CRISPR-Cas systems are found widely in prokaryotes, where they provide adaptive immunity against virus infection and plasmid transformation. In July 2020, team of Jennifer Doudna from University of California described a minimal functional CRISPR-Cas system, comprising a single ~70-kilodalton protein, CasΦ, and a CRISPR array, encoded exclusively in the genomes of huge bacteriophages.
CasΦ uses a single active site for both CRISPR RNA (crRNA) processing and crRNA-guided DNA cutting to target foreign nucleic acids. This hypercompact system is active in vitro and in human and plant cells with expanded target recognition capabilities relative to other CRISPR-Cas proteins.

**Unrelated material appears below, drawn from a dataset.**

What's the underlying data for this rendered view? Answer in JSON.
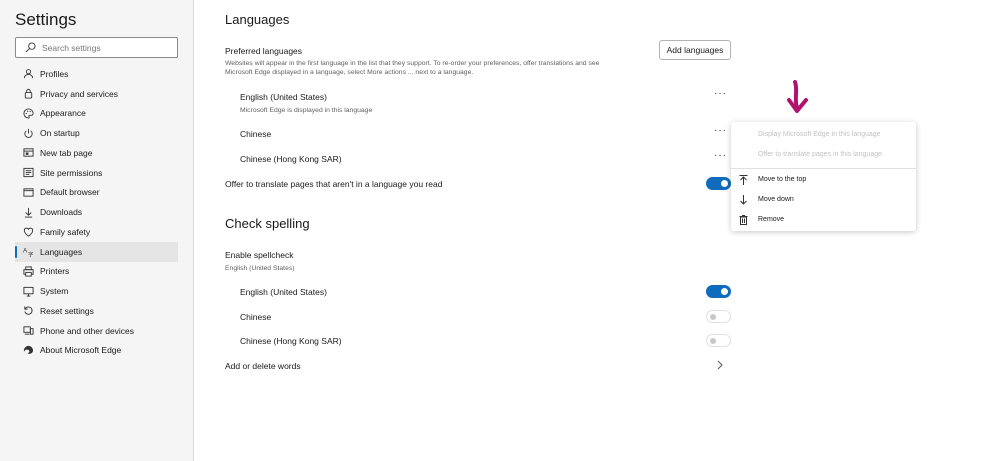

Useful for genome editing and DNA detection but with a molecular weight half that of Cas9 and Cas12a genome-editing enzymes, CasΦ offers advantages for cellular delivery that expand the genome editing toolbox.